By Frank Brault, Product Marketing Manager – Entertainment
One of my favorite things about design is that it gives you the freedom to express your ideas — to articulate solutions to design problems. But when you have a design tool that can do anything, it’s difficult to decide how exactly you should go about bringing your vision to life. How do you communicate a feeling in your heart through a series of keyboard clicks? This is especially true for young designers who often have to temper their creative inspiration with a lack of experience in technically executing on a design, which is something we need to be cognizant of as mentors, whether we're teaching formally or working with interns and young employees.

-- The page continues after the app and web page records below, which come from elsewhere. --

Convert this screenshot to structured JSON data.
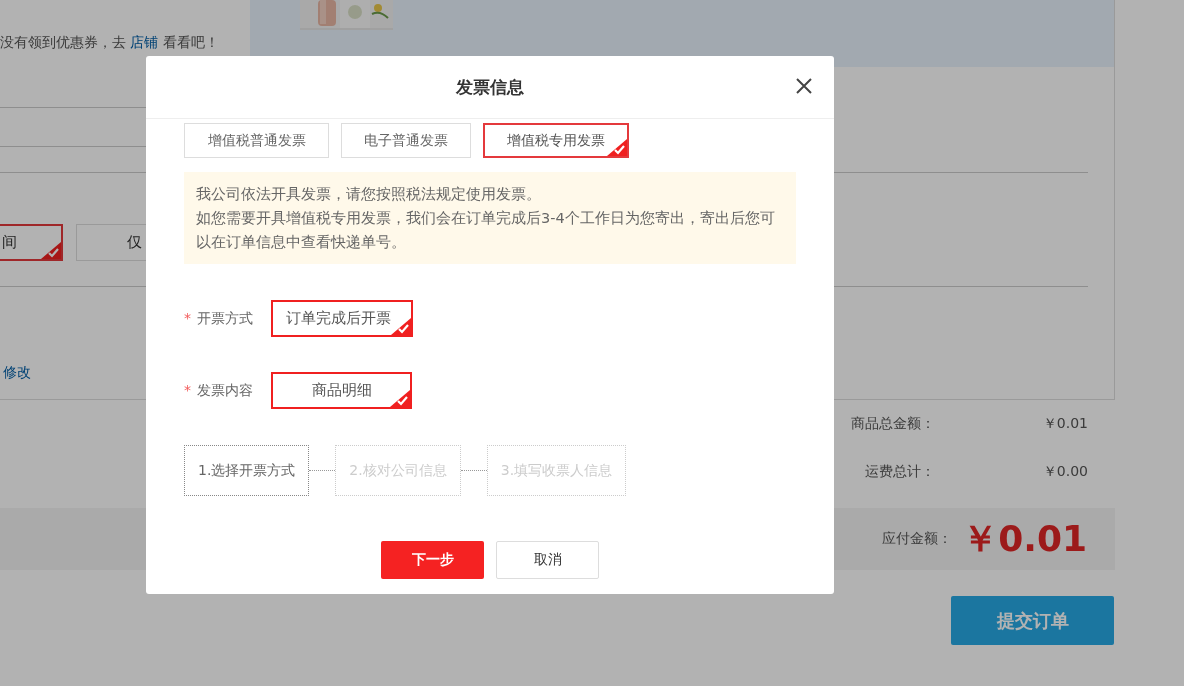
{
  "page": {
    "coupon_note": {
      "text": "没有领到优惠券，去 ",
      "link": "店铺",
      "suffix": " 看看吧！"
    },
    "options": [
      {
        "label": "间",
        "selected": true
      },
      {
        "label": "仅",
        "selected": false
      }
    ],
    "edit_link": "修改",
    "summary": [
      {
        "label": "商品总金额：",
        "value": "￥0.01"
      },
      {
        "label": "运费总计：",
        "value": "￥0.00"
      }
    ],
    "payable": {
      "label": "应付金额：",
      "value": "￥0.01"
    },
    "submit_button": "提交订单"
  },
  "dialog": {
    "title": "发票信息",
    "invoice_types": [
      {
        "label": "增值税普通发票",
        "selected": false
      },
      {
        "label": "电子普通发票",
        "selected": false
      },
      {
        "label": "增值税专用发票",
        "selected": true
      }
    ],
    "notice": [
      "我公司依法开具发票，请您按照税法规定使用发票。",
      "如您需要开具增值税专用发票，我们会在订单完成后3-4个工作日为您寄出，寄出后您可以在订单信息中查看快递单号。"
    ],
    "fields": [
      {
        "label": "开票方式",
        "required_mark": "*",
        "options": [
          {
            "label": "订单完成后开票",
            "selected": true
          }
        ]
      },
      {
        "label": "发票内容",
        "required_mark": "*",
        "options": [
          {
            "label": "商品明细",
            "selected": true
          }
        ]
      }
    ],
    "steps": [
      {
        "label": "1.选择开票方式",
        "active": true
      },
      {
        "label": "2.核对公司信息",
        "active": false
      },
      {
        "label": "3.填写收票人信息",
        "active": false
      }
    ],
    "buttons": [
      {
        "label": "下一步",
        "kind": "primary"
      },
      {
        "label": "取消",
        "kind": "default"
      }
    ]
  }
}
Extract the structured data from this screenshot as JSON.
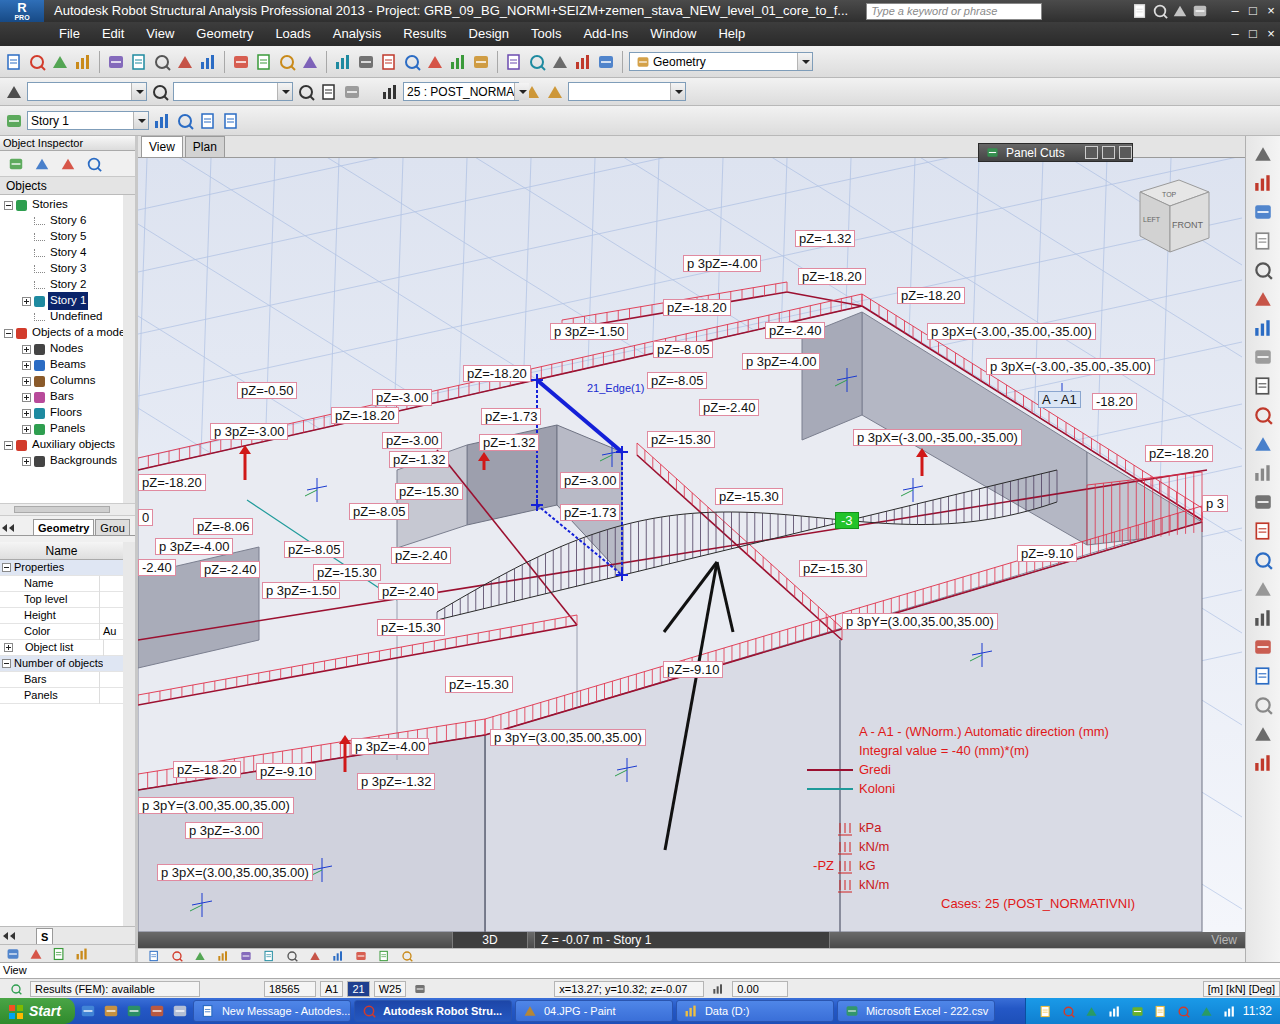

This issue has led to a dichotomy in the design community these days between creativity and technical skill. I find this very apparent as a professor when I see educators rushing through the artistic part of the design process in order to ensure that their students have the practical skills they need to “succeed in the workplace.” Or vice versa, where the creative process is emphasized without worrying about the practicality of a project. That’s why, when I’m teaching design, I try an approach that’s a hybrid of these two goals — a balance of inspiration and execution.
Rather than teaching the technical skills for the sake of knowing them, I explain each technique in a purpose-driven way. Instead of telling you that a certain combination of commands results in a specific action, I discuss a possible design goal and then explore the ways in which you can do that with software. This approach allows for young designers to express their creativity, as well as helps them explore the principles of design. I find this approach helpful myself. When I have an idea for a lighting concept in my mind, if I immediately jump to thinking about fixtures, channels, and dimmers, I lose the intent by thinking solely about the tool. By focusing on developing my design solution first, and then exploring how I can achieve each of its respective elements with the software’s capabilities later on, I find that my design evolves more cleanly.
I practice what I preach, and so when I was down in Las Vegas to teach a week-long class on lighting design at the Stagecraft Institute of Las Vegas (SILV), I led my students through practical applications of creative objectives, rather than just showing them how everything worked.
Dane Kick, an 18-year-old aspiring lighting designer and programmer, came to SILV to learn more about how to pursue his dream of working on concert tours and music festivals. He says that he draws a lot of his inspiration from music and that he uses it to help him brainstorm new ideas. From my perspective, he visualizes the ideas that music gives him using the options available in design software. I think Dane learned a lot from SILV, and his lighting designs really showed his growing skills.
“SILV is a great program that can offer you a lot of experience and training with some of the hottest equipment in the industry,” Kick says. “Frank has been a great addition to SILV 2016. Not only has he been doing a great job at teaching us Vectorworks Spotlight software, but it’s also great to be able to hear his stories at SILV's grill chats.” Being able to share both my design knowledge through training and industry insights through telling stories is another great part of being an educator. Not only do I get to coach students through finding their own sources of inspiration, I also get to gain inspiration for my own work by learning from them and how they design. This process stimulates my creativity as an educator, which counterbalances the technical aspect of my role instructing young designers.
“Frank taught us to look at the world around us and think about how we could create what we see in the space of Vectorworks software,” says Tyler Warner, a 20-year-old interested in lighting and set design. “One of the most powerful examples was when he took the TKTS Booth from Times Square and built it in Vectorworks software. He showed us his process to approach a shape and how he applied what he knew to be able to create it. This is particularly important for designers who build from the world around them. It also showed us how to think about the 3D shapes that we would be creating and a process to use to create them.”
Comments like Tyler’s are why I teach tools like Vectorworks software the way I do — so that you can pick the best way to visualize what you want without losing your vision. A lot of times, once students learn how to do everything within a design software, they then try to use every feature each time they’re working. As someone who cares passionately about the future of design, I’ve worked to address this issue through teaching that you should choose the right feature to achieve the solution that is truest to your creative concept. And I’ve found that by presenting the lesson about the balance between creativity and technical know-how, I’ve gained some of my best rewards in return.
Do you think that design education properly balances artistic vision and technical execution these days? Let me know by tweeting me your thoughts to @FrankOnDesign.
This article first appeared in our bimonthly academic newsletter, For the Love of Design.